The “Fiduciary Access to Digital Assets Act” will take effect on June 27, 2016. What is it, and why was it thought to be necessary? Read on to find out.
What is the Act?
This Act allows a fiduciary who falls into one of four categories to access your “digital assets.” The four categories are: (1) a person acting under a Will or Durable Power of Attorney; (2) a Personal Representative of a probate estate; (3) a Trustee of a trust created by that person; or (4) a court-appointed Conservator. Importantly, the Act applies even if any of these began before the Act took effect. Finally, it is possible for you to override these categories, if you can designate someone through the account itself. For example, Facebook allows you to name a “Legacy Contact,” which can be accessed through your account settings. Anyone named there would have priority over the other categories, but just for Facebook.
What are Digital Assets?
This definition is broad and includes virtually any digital record associated with you. It could include email, bank accounts, social media accounts, etc. Basically, anything on-line where you have a password would fall into this category. Any company managing the relevant web account is called a “Digital Custodian”.
Why was this Act necessary?

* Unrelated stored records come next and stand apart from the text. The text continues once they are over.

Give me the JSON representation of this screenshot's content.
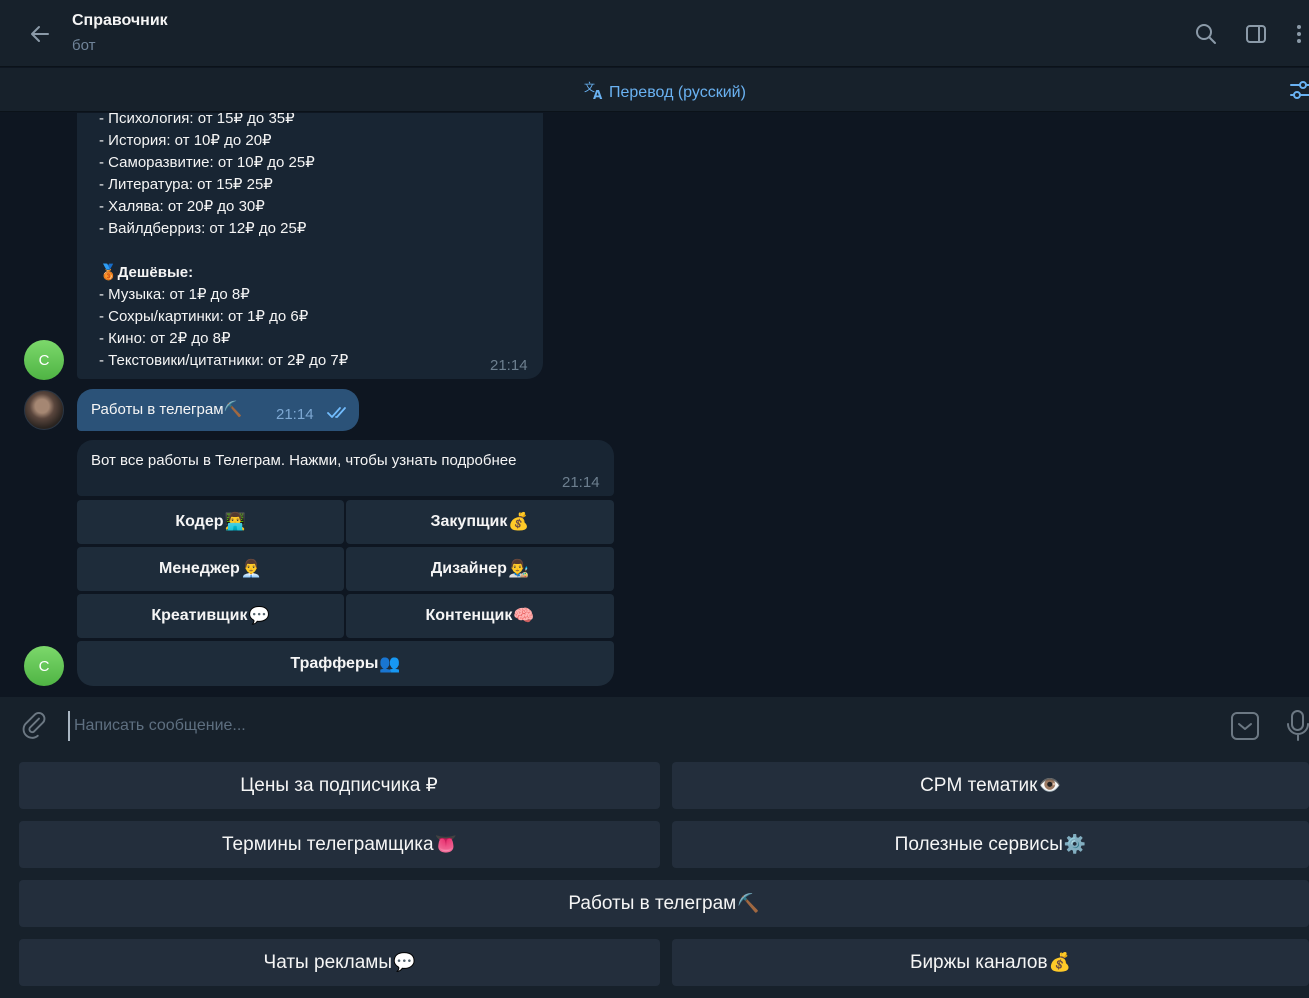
{
  "header": {
    "title": "Справочник",
    "subtitle": "бот",
    "icons": [
      "back-arrow-icon",
      "search-icon",
      "sidebar-panel-icon",
      "more-vertical-icon"
    ]
  },
  "translate_bar": {
    "label": "Перевод (русский)",
    "icon": "translate-icon"
  },
  "messages": [
    {
      "lines": [
        "- Психология: от 15₽ до 35₽",
        "- История: от 10₽ до 20₽",
        "- Саморазвитие: от 10₽ до 25₽",
        "- Литература: от 15₽ 25₽",
        "- Халява: от 20₽ до 30₽",
        "- Вайлдберриз: от 12₽ до 25₽",
        "",
        "🥉Дешёвые:",
        "- Музыка: от 1₽ до 8₽",
        "- Сохры/картинки: от 1₽ до 6₽",
        "- Кино: от 2₽ до 8₽",
        "- Текстовики/цитатники: от 2₽ до 7₽"
      ],
      "time": "21:14",
      "avatar_letter": "С"
    },
    {
      "text": "Работы в телеграм⛏️",
      "time": "21:14"
    },
    {
      "text": "Вот все работы в Телеграм. Нажми, чтобы узнать подробнее",
      "time": "21:14",
      "avatar_letter": "С"
    }
  ],
  "inline_keyboard": [
    {
      "label": "Кодер",
      "emoji": "👨‍💻"
    },
    {
      "label": "Закупщик",
      "emoji": "💰"
    },
    {
      "label": "Менеджер",
      "emoji": "👨‍💼"
    },
    {
      "label": "Дизайнер",
      "emoji": "👨‍🎨"
    },
    {
      "label": "Креативщик",
      "emoji": "💬"
    },
    {
      "label": "Контенщик",
      "emoji": "🧠"
    },
    {
      "label": "Трафферы",
      "emoji": "👥"
    }
  ],
  "composer": {
    "placeholder": "Написать сообщение..."
  },
  "reply_keyboard": [
    {
      "label": "Цены за подписчика ₽",
      "emoji": ""
    },
    {
      "label": "CPM тематик",
      "emoji": "👁️"
    },
    {
      "label": "Термины телеграмщика",
      "emoji": "👅"
    },
    {
      "label": "Полезные сервисы",
      "emoji": "⚙️"
    },
    {
      "label": "Работы в телеграм",
      "emoji": "⛏️"
    },
    {
      "label": "Чаты рекламы",
      "emoji": "💬"
    },
    {
      "label": "Биржы каналов",
      "emoji": "💰"
    }
  ],
  "colors": {
    "background": "#0e1621",
    "panel": "#17212b",
    "bubble_in": "#182533",
    "bubble_out": "#2b5278",
    "accent": "#6ab2f2"
  }
}
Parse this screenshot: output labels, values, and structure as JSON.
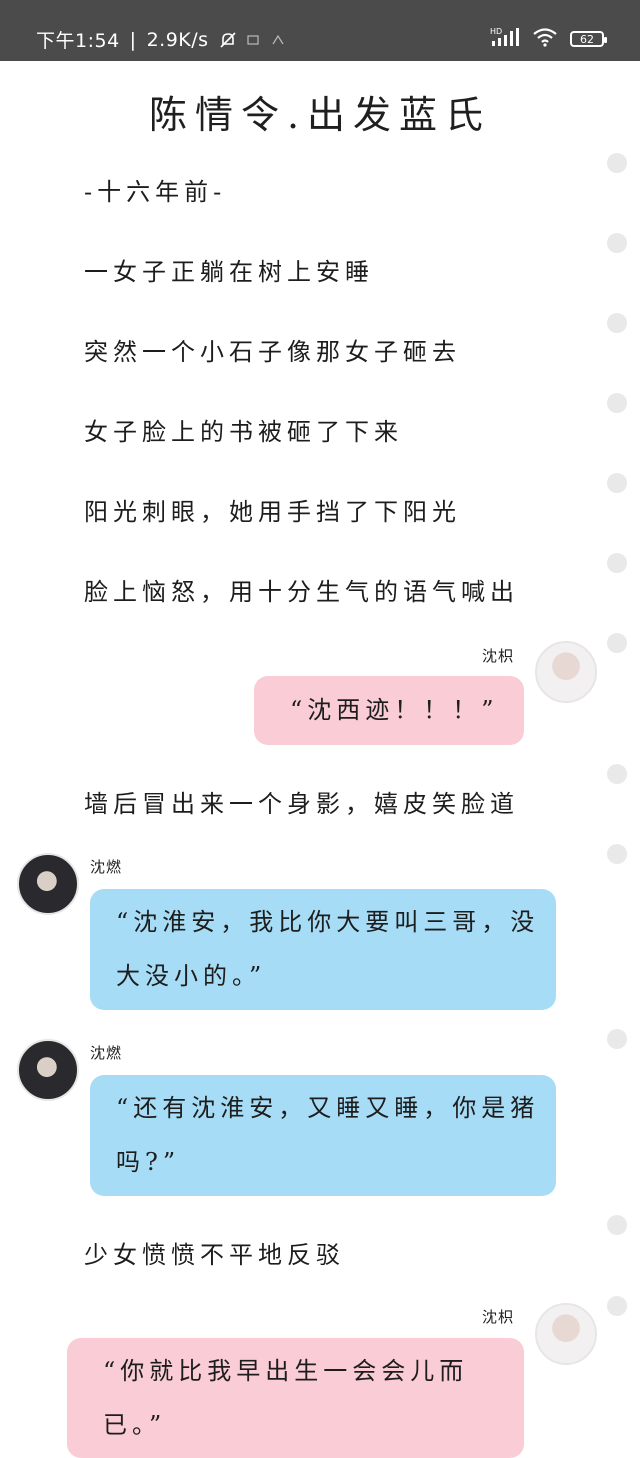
{
  "status_bar": {
    "time": "下午1:54",
    "net_speed": "2.9K/s",
    "network": "HD",
    "battery": "62"
  },
  "story": {
    "title": "陈情令.出发蓝氏",
    "lines": [
      "-十六年前-",
      "一女子正躺在树上安睡",
      "突然一个小石子像那女子砸去",
      "女子脸上的书被砸了下来",
      "阳光刺眼，她用手挡了下阳光",
      "脸上恼怒，用十分生气的语气喊出",
      "墙后冒出来一个身影，嬉皮笑脸道",
      "少女愤愤不平地反驳"
    ]
  },
  "messages": [
    {
      "speaker": "沈枳",
      "text": "“沈西迹！！！”"
    },
    {
      "speaker": "沈燃",
      "line1": "“沈淮安，我比你大要叫三哥，没",
      "line2": "大没小的。”"
    },
    {
      "speaker": "沈燃",
      "line1": "“还有沈淮安，又睡又睡，你是猪",
      "line2": "吗?”"
    },
    {
      "speaker": "沈枳",
      "line1": "“你就比我早出生一会会儿而",
      "line2": "已。”"
    }
  ],
  "colors": {
    "status_bar": "#4b4b4b",
    "pink_bubble": "#f9ccd6",
    "blue_bubble": "#a6dcf5",
    "rail_dot": "#e9e9ea"
  }
}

The short answer is that technology had moved beyond the state of the laws. Companies with an on-line presence have obligations when it comes to security and privacy, and they simply would not let people’s fiduciaries get access to their accounts, even when a person was deceased. This law fixes that problem and provides a clear answer so that an already difficult time when someone has become sick or died does not become an additional headache.
Are there any other requirements under the Act?
Yes. In order to access the digital assets, a fiduciary has to make a written request of the Digital Custodian and provide them with documentation showing that the fiduciary falls into one of the categories under the statute. Then the Digital Custodian has 56 days to respond. Finally, the fiduciary for your digital assets still has to follow the rules that they would have to for physical assets. For example, someone holding a power of attorney for you is not allowed to clean out your bank account. Likewise, they will not be allowed to transfer all your money away on-line if they get access to your electronic bank account.
In conclusion, this Act is a beneficial addition to Michigan’s laws, but it also should create awareness that digital assets should be not be neglected in the estate planning process as a whole.